Cormier’s philosophy can be concisely summarized into the following phrase: "Artificial, not fake". What he strives for, above all, is a form of authenticity – a "true-false" – in other words, to show the constructed nature of landscape in a straightforward and honest way. A finished project must present itself as a hymn to life; to achieve this, Cormier uses an exuberant color palette, and innovates by incorporating artificial materials in surprising ways that defy their intended contextual use.

There is a spirited humour, sometimes even sharp, that emerges in many of the projects and which has actually become a sort of trademark for the firm. Cormier’s credo could be to not only play with nature, but to play nature by presenting it – in fact, by representing it – in an unprecedented manner. Conceptualist landscape architects must be bold and daring in order to stimulate, seduce and amuse in playing with perceptions. They strive to awaken fresh perspectives of the everyday that we take for granted.
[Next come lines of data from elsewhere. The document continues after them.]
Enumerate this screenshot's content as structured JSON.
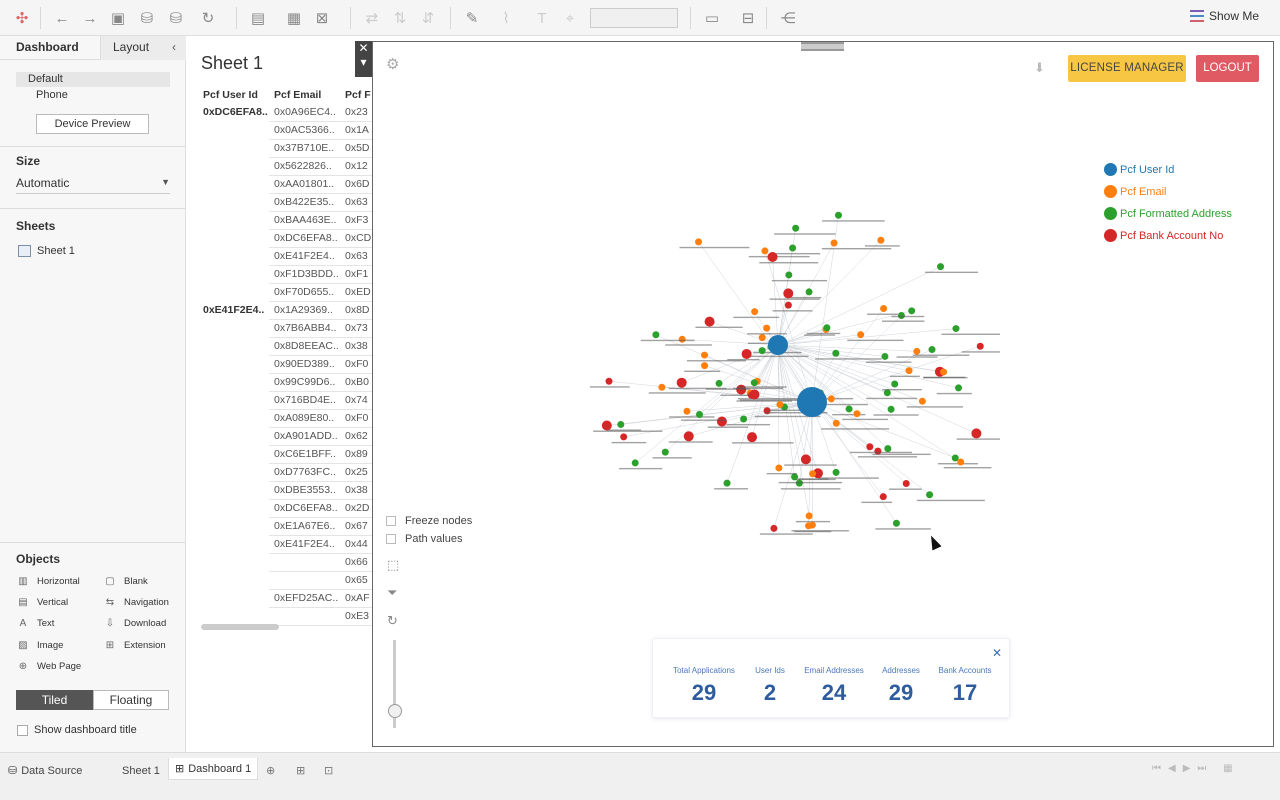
{
  "toolbar": {
    "show_me_label": "Show Me",
    "icons": [
      "tableau-logo-icon",
      "undo-icon",
      "redo-icon",
      "save-icon",
      "new-datasource-icon",
      "pause-icon",
      "refresh-icon",
      "new-worksheet-icon",
      "duplicate-icon",
      "clear-icon",
      "swap-icon",
      "sort-asc-icon",
      "sort-desc-icon",
      "highlight-icon",
      "group-icon",
      "label-icon",
      "fix-axes-icon",
      "fit-dropdown",
      "view-cards-icon",
      "presentation-icon",
      "share-icon"
    ]
  },
  "left_pane": {
    "tabs": {
      "dashboard": "Dashboard",
      "layout": "Layout"
    },
    "device": {
      "default": "Default",
      "phone": "Phone",
      "preview_button": "Device Preview"
    },
    "size": {
      "title": "Size",
      "value": "Automatic"
    },
    "sheets": {
      "title": "Sheets",
      "items": [
        "Sheet 1"
      ]
    },
    "objects": {
      "title": "Objects",
      "items": [
        {
          "label": "Horizontal",
          "icon": "horizontal-icon"
        },
        {
          "label": "Blank",
          "icon": "blank-icon"
        },
        {
          "label": "Vertical",
          "icon": "vertical-icon"
        },
        {
          "label": "Navigation",
          "icon": "navigation-icon"
        },
        {
          "label": "Text",
          "icon": "text-icon"
        },
        {
          "label": "Download",
          "icon": "download-icon"
        },
        {
          "label": "Image",
          "icon": "image-icon"
        },
        {
          "label": "Extension",
          "icon": "extension-icon"
        },
        {
          "label": "Web Page",
          "icon": "webpage-icon"
        }
      ],
      "tiled": "Tiled",
      "floating": "Floating"
    },
    "show_title": "Show dashboard title"
  },
  "sheet": {
    "title": "Sheet 1",
    "columns": [
      "Pcf User Id",
      "Pcf Email",
      "Pcf F"
    ],
    "user_ids": [
      "0xDC6EFA8..",
      "0xE41F2E4.."
    ],
    "emails": [
      "0x0A96EC4..",
      "0x0AC5366..",
      "0x37B710E..",
      "0x5622826..",
      "0xAA01801..",
      "0xB422E35..",
      "0xBAA463E..",
      "0xDC6EFA8..",
      "0xE41F2E4..",
      "0xF1D3BDD..",
      "0xF70D655..",
      "0x1A29369..",
      "0x7B6ABB4..",
      "0x8D8EEAC..",
      "0x90ED389..",
      "0x99C99D6..",
      "0x716BD4E..",
      "0xA089E80..",
      "0xA901ADD..",
      "0xC6E1BFF..",
      "0xD7763FC..",
      "0xDBE3553..",
      "0xDC6EFA8..",
      "0xE1A67E6..",
      "0xE41F2E4..",
      "",
      "",
      "0xEFD25AC..",
      ""
    ],
    "formatted": [
      "0x23",
      "0x1A",
      "0x5D",
      "0x12",
      "0x6D",
      "0x63",
      "0xF3",
      "0xCD",
      "0x63",
      "0xF1",
      "0xED",
      "0x8D",
      "0x73",
      "0x38",
      "0xF0",
      "0xB0",
      "0x74",
      "0xF0",
      "0x62",
      "0x89",
      "0x25",
      "0x38",
      "0x2D",
      "0x67",
      "0x44",
      "0x66",
      "0x65",
      "0xAF",
      "0xE3"
    ]
  },
  "dashboard": {
    "license_button": "LICENSE MANAGER",
    "logout_button": "LOGOUT",
    "legend": [
      {
        "label": "Pcf User Id",
        "color": "#1f77b4"
      },
      {
        "label": "Pcf Email",
        "color": "#ff7f0e"
      },
      {
        "label": "Pcf Formatted Address",
        "color": "#2ca02c"
      },
      {
        "label": "Pcf Bank Account No",
        "color": "#d62728"
      }
    ],
    "controls": {
      "freeze": "Freeze nodes",
      "path": "Path values"
    },
    "stats": [
      {
        "label": "Total Applications",
        "value": "29"
      },
      {
        "label": "User Ids",
        "value": "2"
      },
      {
        "label": "Email Addresses",
        "value": "24"
      },
      {
        "label": "Addresses",
        "value": "29"
      },
      {
        "label": "Bank Accounts",
        "value": "17"
      }
    ]
  },
  "bottom_tabs": {
    "data_source": "Data Source",
    "sheet1": "Sheet 1",
    "dashboard1": "Dashboard 1"
  }
}
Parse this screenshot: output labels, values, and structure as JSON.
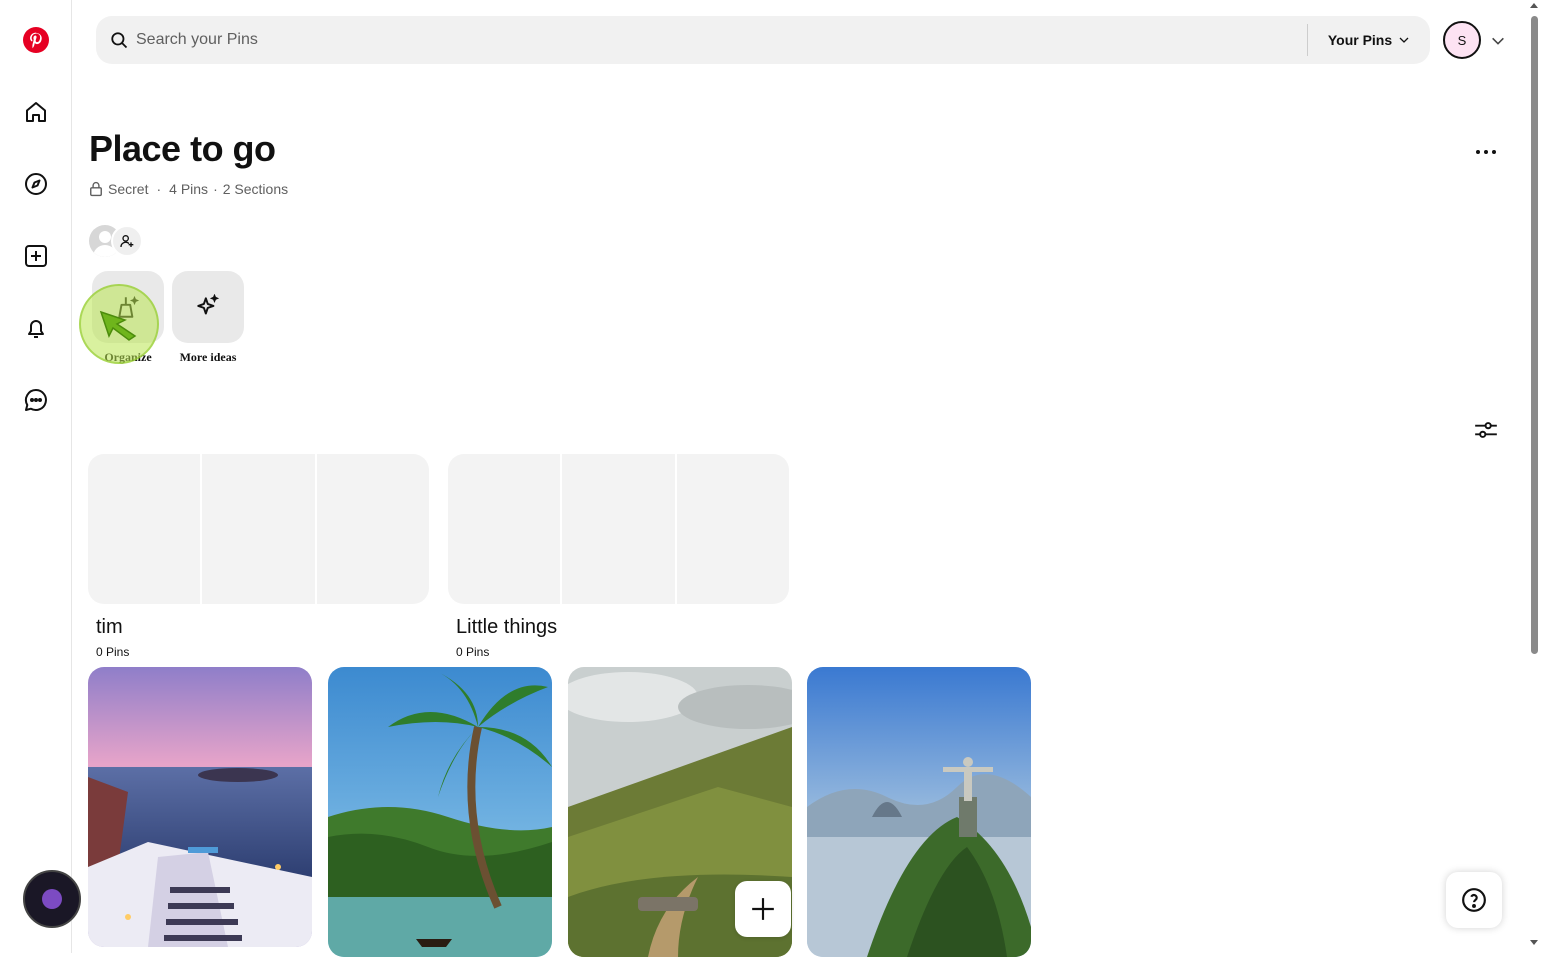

Their projects often act as markers of identity, simultaneously revealing and transforming the personality of both the site itself and the city around it. By reinventing urban landscapes, Claude Cormier seeks to rehabilitate public space by evoking emotion and producing meaning by blurring the lines between design and art, natural and artificial, real and surreal.

Projects[edit]

In Quebec[edit]

Elsewhere in Canada[edit]

  • National Holocaust Monument (2014-2015), Ottawa (Ontario)[1]
  • Berczy Park (2014-2015), Toronto (Ontario)
  • The Well - Master Plan, Urban Landscape/Mixed-Use Development (2013-2014), Toronto (Ontario)
  • Silo Site - Master Plan, Mixed-Use Development (2013-2014), Toronto (Ontario)
  • Ribbon Building at the Distillery District - Mixed-Use Development (2013-2014), Toronto (Ontario)
  • 500 Lakeshore - Master Plan (2013-2014), Toronto (Ontario)
  • Jarvis Slip - Mixed-Use Development (2013-2014), Toronto (Ontario)
  • River City Phase 3 (2013-2017), Toronto (Ontario)
  • Garrison Point - Mixed-Use Development (2012-2020), Toronto (Ontario)
  • Vaughan Metropolitan Centre / KPMG Block and Right-of-Way (2012-2016), Toronto (Ontario)
  • Tiffany Pergola (2012), Toronto (Ontario)
  • Breakwater Park (2012-2016), Kingston (Ontario)
  • Tableau Tower & North Side Park (2012-2016), Toronto (Ontario)
  • St. Catharines Performing Arts Centre and Brock University School of Fine and Performing Arts (2011-2016), St. Catharines (Ontario)
  • 3C Waterfront - Master Plan (2010-2020), Toronto (Ontario)
  • Sugar Beach (2008-2010), Toronto (Ontario)
  • L Tower - Mixed-Use Development (2007-2014), Toronto (Ontario)
  • 300 Front Street (2007-2012), Toronto (Ontario)
  • Sony Center for the Performing Arts (2006-2013), Toronto (Ontario)
  • Four Seasons Hotel and Residences - Bay/Yorkville (2006-2010), Toronto (Ontario)
  • Evergreen/Brick Works (2006-2010), Toronto (Ontario)
  • One the Esplanade (2005-2013), Toronto (Ontario)
  • HtO Park - Urban Beach (2003-2007), Toronto (Ontario)
  • Camouflage Park/Commissioners Park (2003), Toronto (Ontario)
  • Blue Stick Garden (2013), Winnipeg (Manitoba)
  • Blue Stick Garden (2002), Toronto (Ontario)

In the United States[edit]

In other parts of the world[edit]

References[edit]

External links[edit]